by: Roger Nelson
Every kid that loves baseball has fantasized about
being a great pro pitcher and throwing a perfect game.
Its one of those universal American dreams of
little boys everywhere. While dreams like these should
never be quashed, its important for responsible adults
to teach kids how to pitch a baseball with the correct
form and control. Without such guidance, overly enthusiastic
children run a real risk of doing damage to their arms,
elbows, and shoulder joints when throwing baseballs.
The first thing ever kid needs to learn before he takes
the mound to pitch in a baseball game is the correct
form. Not only will this give his pitches more power
and control, it will also put less strain on the important
and vulnerable parts of the body. There are two big
keys for baseball pitchers. First, it must be taught

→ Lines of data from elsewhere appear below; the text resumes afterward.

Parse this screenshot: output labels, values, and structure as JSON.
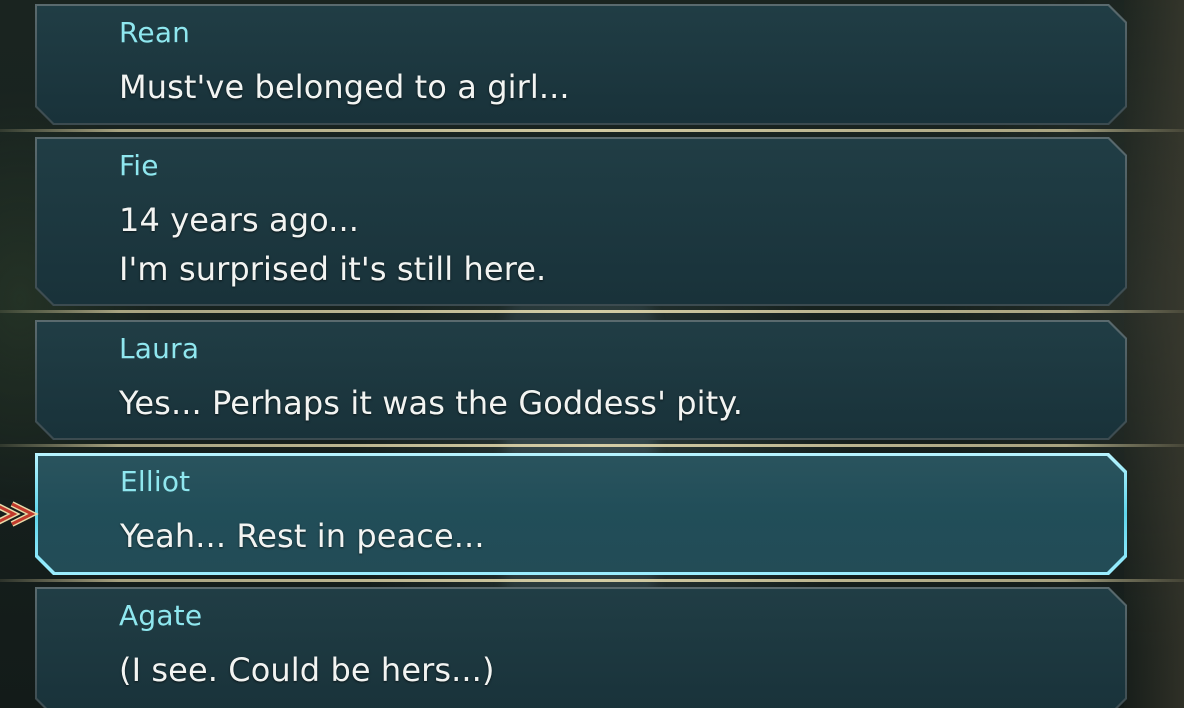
{
  "backlog": {
    "entries": [
      {
        "speaker": "Rean",
        "lines": [
          "Must've belonged to a girl..."
        ],
        "selected": false
      },
      {
        "speaker": "Fie",
        "lines": [
          "14 years ago...",
          "I'm surprised it's still here."
        ],
        "selected": false
      },
      {
        "speaker": "Laura",
        "lines": [
          "Yes... Perhaps it was the Goddess' pity."
        ],
        "selected": false
      },
      {
        "speaker": "Elliot",
        "lines": [
          "Yeah... Rest in peace..."
        ],
        "selected": true
      },
      {
        "speaker": "Agate",
        "lines": [
          "(I see. Could be hers...)"
        ],
        "selected": false
      }
    ],
    "cursor_icon": "double-chevron-right-icon",
    "colors": {
      "speaker_name": "#8fe7ef",
      "dialogue_text": "#f2f4f2",
      "selected_border": "#5fd6ec",
      "divider": "#e6dcaf",
      "cursor": "#c0392b"
    }
  }
}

to youngsters that effective and safe pitching is powered
mainly by the legs, not the arm.
A good training tip is to have players watch several
pro baseball games, paying close attention to the form

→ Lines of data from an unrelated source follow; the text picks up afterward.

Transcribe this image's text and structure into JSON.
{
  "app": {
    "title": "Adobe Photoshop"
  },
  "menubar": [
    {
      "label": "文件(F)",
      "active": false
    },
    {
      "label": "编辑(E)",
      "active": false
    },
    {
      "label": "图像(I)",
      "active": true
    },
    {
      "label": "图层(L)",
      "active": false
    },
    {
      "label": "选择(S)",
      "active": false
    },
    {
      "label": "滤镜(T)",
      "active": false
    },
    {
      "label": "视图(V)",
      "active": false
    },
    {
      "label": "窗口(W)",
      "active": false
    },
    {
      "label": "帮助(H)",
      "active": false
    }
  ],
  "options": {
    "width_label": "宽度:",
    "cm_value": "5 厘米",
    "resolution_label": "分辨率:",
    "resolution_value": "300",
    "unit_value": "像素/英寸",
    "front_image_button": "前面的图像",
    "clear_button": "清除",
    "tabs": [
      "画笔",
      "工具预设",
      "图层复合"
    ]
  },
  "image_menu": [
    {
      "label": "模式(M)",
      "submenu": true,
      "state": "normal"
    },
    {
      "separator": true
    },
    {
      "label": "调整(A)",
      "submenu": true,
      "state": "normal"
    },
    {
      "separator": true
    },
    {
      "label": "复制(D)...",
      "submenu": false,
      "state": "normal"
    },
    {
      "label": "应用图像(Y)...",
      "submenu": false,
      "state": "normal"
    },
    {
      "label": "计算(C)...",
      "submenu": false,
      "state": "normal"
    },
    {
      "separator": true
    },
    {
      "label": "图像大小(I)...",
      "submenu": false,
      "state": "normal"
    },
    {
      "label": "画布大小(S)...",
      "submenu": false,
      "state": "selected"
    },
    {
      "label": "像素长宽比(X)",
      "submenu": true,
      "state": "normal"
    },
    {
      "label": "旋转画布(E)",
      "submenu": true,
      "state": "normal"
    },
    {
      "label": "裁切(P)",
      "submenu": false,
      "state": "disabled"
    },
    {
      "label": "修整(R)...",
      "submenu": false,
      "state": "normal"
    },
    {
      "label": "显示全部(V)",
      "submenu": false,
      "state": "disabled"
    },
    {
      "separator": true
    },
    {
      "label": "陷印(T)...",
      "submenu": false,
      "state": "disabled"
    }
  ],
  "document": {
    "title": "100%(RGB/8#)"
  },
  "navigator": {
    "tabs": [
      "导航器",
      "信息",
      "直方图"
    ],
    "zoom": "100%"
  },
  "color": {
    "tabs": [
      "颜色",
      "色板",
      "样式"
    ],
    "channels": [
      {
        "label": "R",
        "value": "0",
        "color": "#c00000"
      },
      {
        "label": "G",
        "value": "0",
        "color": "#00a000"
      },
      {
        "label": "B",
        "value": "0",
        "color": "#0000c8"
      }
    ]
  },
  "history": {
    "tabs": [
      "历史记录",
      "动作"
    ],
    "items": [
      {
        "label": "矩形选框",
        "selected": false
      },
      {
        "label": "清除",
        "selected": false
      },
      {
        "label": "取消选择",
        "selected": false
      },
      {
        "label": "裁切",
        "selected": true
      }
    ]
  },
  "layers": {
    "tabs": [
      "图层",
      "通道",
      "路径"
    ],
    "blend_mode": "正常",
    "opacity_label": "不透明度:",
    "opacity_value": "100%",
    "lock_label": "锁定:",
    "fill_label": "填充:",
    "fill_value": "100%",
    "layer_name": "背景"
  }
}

of the pitchers as they wind up and throw. Have them
note how the legs are what propel them, and that the
arm is really just a means of directing the ball. Kids
arent analyzers, and most of them will attempt to pitch
a baseball using all arm strength. This is sure path
The other crucially important aspect of pitching a
baseball that must be taught early is the role of the
elbow. The natural tendency, especially in kids, is
to simply try to throw the baseball as hard as they
can each and every time. Again, this invites injury
and can actually rob them of speed on every pitch.
The proper form is to train the elbow to lead the hand.
The elbow should stay ahead of hand until just before
release of the baseball. This takes some practice, but
once a child learns to do it without forcing it, he
s on the path to better control, more power, and (most
importantly) a safe baseball throwing motion.
Caution: in conjunction with this move, baseball pitchers
must learn to keep their throwing arms shoulder
in close to their body. One of the biggest hazards is
letting the shoulder jut forward or to the side early
in the pitching motion. The elbow moving ahead will
put strain on the shoulder joint if it isnt kept
close in. Again, this takes repeated practice, especially
for kids for whom baseball pitching is new and whose
bodies are not yet under their full control.
A good idea is to impress upon the young pitcher that
speed isnt the top priority in good baseball pitching,
control is. This serves two purposes. First, it will
help you slow him down in order to ingrain the proper
and safe movements outlined above. Second, its generally
easier to build up speed after control is learned when
throwing a baseball than it is to learn control after
About The Author
Roger Nelson, who began in Little League and coaches
baseball players now, knows that getting on base is
a key element in winning a game. Pitching machines can
help players get that batting practice.Visit http://www.AllaboutPitchingMachines.com.